Howard Farran: What do you like doing more, filming and website or root canals? What makes you have more fun?
Stefan Klinge: This is a difficult question. It depends on the day I have. Some days I want to do both of them and only doing barbecue all the day. This is my greatest pleasure. On Christmas, the second eve, we had ribs and the ribs were awesome. They were awesome. They were falling off the bone. They were right as like it. It was only salt and pepper and a safe made barbecue [inaudible 02:02:07]. But it was too much. I make 6 slabs but we are only 5 persons so I froze the other 3's.
Howard Farran: How far away do you live from Cologne?
Stefan Klinge: About 5 hours with the car or with the train.
Howard Farran: 5 hours away. Next Cologne meeting is, is it 2017?
Stefan Klinge: 17, yes. Because it was this year. In April I think, was it in April? I think, yes. I wanted to go there and do some filming for microscope corporations like Ziess and Global and [inaudible 02:02:56] and some others but it doesn't work because only 2 of them, Global and [inaudible 02:03:05], were able to give me an interview. For 2 corporations, that's too big effort because you always have to defend yourself about being paid for it. Either Global nor [inaudible 02:03:28] would have paid me for that. If I get Zeiss, they made a yes for me and then the rejected. The others they had no men where I could speak to. That makes no sense. Maybe in 2017, I come with my video cams and I do some interviews. Maybe I will come to the booth of dentaltown and we make an interview.
Howard Farran: That would be very fun. That would be outstanding. We are out of time.
Stefan Klinge: Yes, I know. Thank you.
Howard Farran: I just want to tell you, I think you're so amazing and next time, in 2017, when I go to Cologne I want to ... what city are you in?
Stefan Klinge: Kiel. This is 100 kilometers above Humberg.
Howard Farran: It's 100 kilometers above Humberg. Is that where the hamburger was invested? Is Frankfurter where the hot dog was invented?
Stefan Klinge: I don't know exactly. I don't know that the hamburger was a thing that was invented in Humberg because I think it comes from ham and then the burger is the bun. That you have ham and a bun so you have a ham burger.
Howard Farran: A real hamburger is made of pig then.
Stefan Klinge: Yes, a hamburger is made... No, no. I think that the origin of a hamburger is not coming from the town Humberg but I can imagine that it has to do with ham and that burger that is commonly used, in any dialect in America, to describe the burger bun.

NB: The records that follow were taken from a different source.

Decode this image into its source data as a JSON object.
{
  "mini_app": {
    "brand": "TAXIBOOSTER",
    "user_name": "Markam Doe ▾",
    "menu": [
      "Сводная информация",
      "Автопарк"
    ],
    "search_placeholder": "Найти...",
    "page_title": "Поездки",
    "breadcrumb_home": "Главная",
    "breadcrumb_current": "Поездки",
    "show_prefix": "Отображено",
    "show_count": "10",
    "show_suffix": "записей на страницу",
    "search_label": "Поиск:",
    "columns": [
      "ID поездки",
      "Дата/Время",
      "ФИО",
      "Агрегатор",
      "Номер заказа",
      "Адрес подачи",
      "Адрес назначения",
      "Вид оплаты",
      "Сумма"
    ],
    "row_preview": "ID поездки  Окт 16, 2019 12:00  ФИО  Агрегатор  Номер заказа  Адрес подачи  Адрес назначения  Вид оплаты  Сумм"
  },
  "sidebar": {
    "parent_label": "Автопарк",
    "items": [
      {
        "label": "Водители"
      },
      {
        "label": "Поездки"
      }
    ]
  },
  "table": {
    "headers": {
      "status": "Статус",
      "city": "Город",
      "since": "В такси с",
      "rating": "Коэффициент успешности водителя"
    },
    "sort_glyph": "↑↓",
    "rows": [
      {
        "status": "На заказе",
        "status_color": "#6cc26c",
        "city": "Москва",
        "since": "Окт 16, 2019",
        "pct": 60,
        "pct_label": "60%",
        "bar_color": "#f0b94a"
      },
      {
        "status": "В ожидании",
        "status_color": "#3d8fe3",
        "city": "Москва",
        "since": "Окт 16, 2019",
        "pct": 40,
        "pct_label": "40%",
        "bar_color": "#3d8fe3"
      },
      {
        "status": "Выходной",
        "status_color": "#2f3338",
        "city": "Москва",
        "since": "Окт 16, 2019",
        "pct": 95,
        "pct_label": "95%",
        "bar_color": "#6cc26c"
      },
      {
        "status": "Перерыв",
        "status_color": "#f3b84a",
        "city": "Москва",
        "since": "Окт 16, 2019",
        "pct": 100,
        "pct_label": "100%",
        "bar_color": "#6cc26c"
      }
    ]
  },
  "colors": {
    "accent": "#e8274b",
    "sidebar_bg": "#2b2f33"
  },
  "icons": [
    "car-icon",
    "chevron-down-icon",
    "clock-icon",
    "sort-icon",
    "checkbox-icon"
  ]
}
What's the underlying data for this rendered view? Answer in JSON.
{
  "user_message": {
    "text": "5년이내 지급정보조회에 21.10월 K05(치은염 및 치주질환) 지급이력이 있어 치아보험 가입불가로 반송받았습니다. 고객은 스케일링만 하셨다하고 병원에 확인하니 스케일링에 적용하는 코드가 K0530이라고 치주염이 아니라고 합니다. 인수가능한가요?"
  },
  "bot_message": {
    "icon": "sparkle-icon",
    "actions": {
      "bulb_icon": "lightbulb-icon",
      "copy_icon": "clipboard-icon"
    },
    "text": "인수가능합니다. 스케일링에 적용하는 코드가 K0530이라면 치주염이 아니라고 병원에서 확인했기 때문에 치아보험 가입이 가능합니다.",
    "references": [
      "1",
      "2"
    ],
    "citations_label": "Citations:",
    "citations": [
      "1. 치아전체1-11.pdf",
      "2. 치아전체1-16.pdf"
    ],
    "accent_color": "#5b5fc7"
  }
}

Howard Farran: What about Frankfurter? Was the hot dog invented in Frankfurter because we call it a frankfurter?
Stefan Klinge: Yes, we have a frankfurter but we also have wiener and we have some other [inaudible 02:05:36] sausages that have some names. [inaudible 02:05:43], they come from [inaudible 02:05:44], that is in the Eastern of Germany. We have [inaudible 02:05:50], they came from [inaudible 02:05:52], I think. I don't know why they call them frankfurter or wiener because they taste similar. They have just another form.
Howard Farran: I have to tell you, I do. I've told everybody a million times, I think Germany is one of the single greatest countries that every exists. It is so clean and organized. The food is amazing. The technology is outstanding. The greatest dental companies in the world are all from Germany. You guys make the best cars. You guys are just world class.
We're out of time, Stefan.
Stefan Klinge: Thank you.
Howard Farran: I just want to tell you, thank you for all that you've done for dentistry, all that you do for dentaltown. You're just my hero and my idol, buddy.
Stefan Klinge: Thank you. I wish you a very, very nice year, 2016, and I hope we meet in 2017 in Cologne.
Howard Farran: Okay. I'll see you there. Bye.
Stefan Klinge: Bye.